Had the Supreme Court affirmed the lower court cases in the CREW v. Trump and DC v. Trump, then discov­ery against the Trump Organ­iz­a­tion would have begun. Now the Emolu­ments cases have been unce­re­mo­ni­ously ended without resol­u­tion.

But there is a bigger prob­lem here. Donald Trump is unlikely to be the last busi­nessper­son to win the pres­id­ency. If we have a Pres­id­ent Bezos or a Pres­id­ent Theil, then their foreign busi­ness entan­gle­ments are likely to be larger than the hotelier pres­id­ent’s. But any future pres­id­ent can use the Trump exper­i­ence as a guide to avoid the consti­tu­tional prohib­i­tion on foreign emolu­ments.

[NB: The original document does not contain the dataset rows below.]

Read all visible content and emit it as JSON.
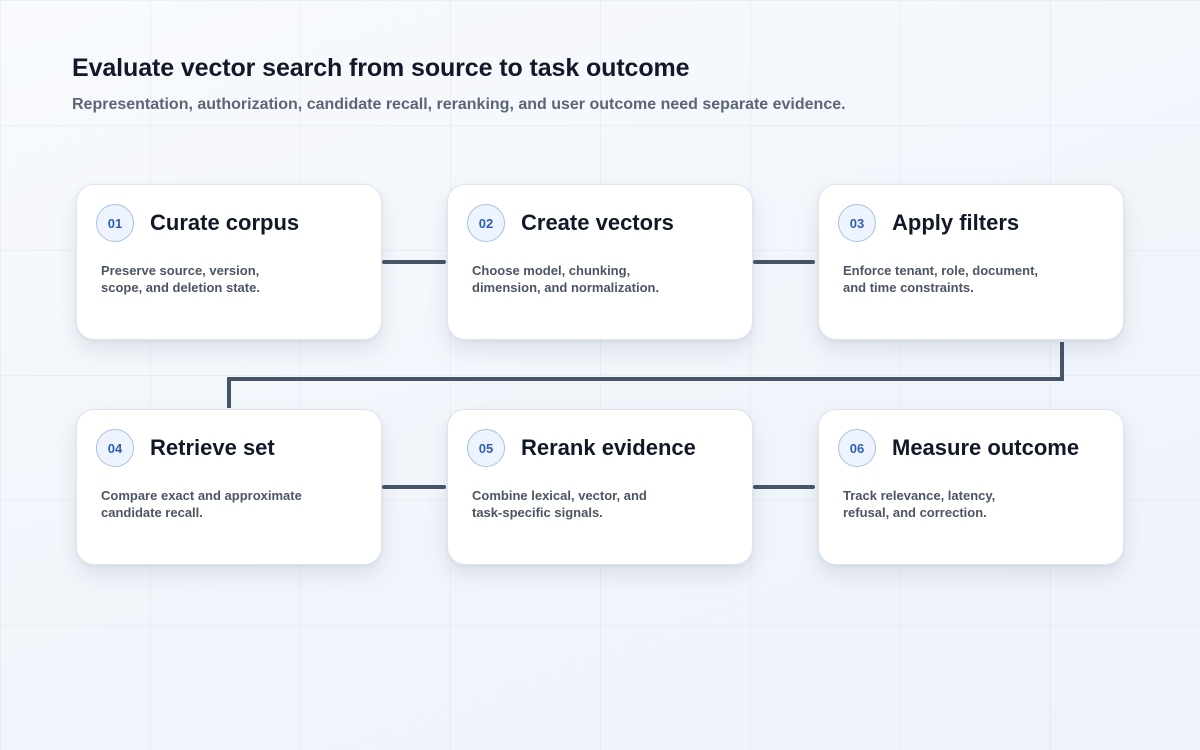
{
  "header": {
    "title": "Evaluate vector search from source to task outcome",
    "subtitle": "Representation, authorization, candidate recall, reranking, and user outcome need separate evidence."
  },
  "colors": {
    "connector": "#475569",
    "badge_text": "#2f5fae",
    "badge_border": "#a9c1e6"
  },
  "steps": [
    {
      "number": "01",
      "title": "Curate corpus",
      "description": [
        "Preserve source, version,",
        "scope, and deletion state."
      ]
    },
    {
      "number": "02",
      "title": "Create vectors",
      "description": [
        "Choose model, chunking,",
        "dimension, and normalization."
      ]
    },
    {
      "number": "03",
      "title": "Apply filters",
      "description": [
        "Enforce tenant, role, document,",
        "and time constraints."
      ]
    },
    {
      "number": "04",
      "title": "Retrieve set",
      "description": [
        "Compare exact and approximate",
        "candidate recall."
      ]
    },
    {
      "number": "05",
      "title": "Rerank evidence",
      "description": [
        "Combine lexical, vector, and",
        "task-specific signals."
      ]
    },
    {
      "number": "06",
      "title": "Measure outcome",
      "description": [
        "Track relevance, latency,",
        "refusal, and correction."
      ]
    }
  ]
}
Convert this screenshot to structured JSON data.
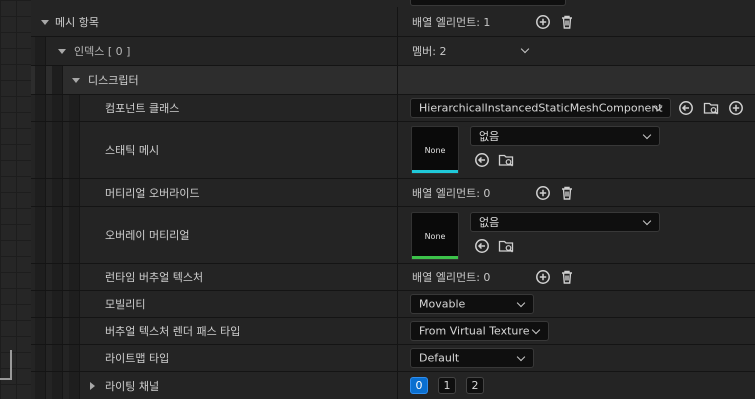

So long as foreign govern­ments’ polit­ical spend­ing is laundered through a future pres­id­ent’s busi­ness, he or she can make the argu­ment that this is perfectly fine since Trump did it.

This preced­ent is also partic­u­larly obnox­ious for any pres­id­ent who anti­cip­ates serving only one term. They can accept domestic emolu­ments from states that want to curry favor, safe in the know­ledge that the federal courts are unlikely to move quickly enough to stop their uncon­sti­tu­tional beha­vior. All they have to do is run out the clock. Litig­a­tion in Trump’s cases took exactly four years, and at the end of the day he got to keep all the likely monet­ary gains — even if they were plainly uncon­sti­tu­tional.

These cases moved slowly in part because judges could not agree on what “an emolu­ment” even was, nor could they recon­cile who had stand­ing to sue. Then, when the issues finally made it before the highest court, the justices relin­quished the oppor­tun­ity to set an expli­cit preced­ent on pres­id­en­tial prof­it­eer­ing.

Fortu­nately, Congress has the power to clear up any confu­sion and dictate precise stand­ards on emolu­ments. For starters, it could pass legis­la­tion that guar­an­tees a right to sue to enforce both Emolu­ments Clauses. Congress should also clearly define what counts as an emolu­ment, ensur­ing that it includes money funneled through busi­ness entit­ies. Such new legis­la­tion would help to curb future abuses from future pres­id­ents.

The views expressed are the author’s own and not neces­sar­ily those of the Bren­nan Center.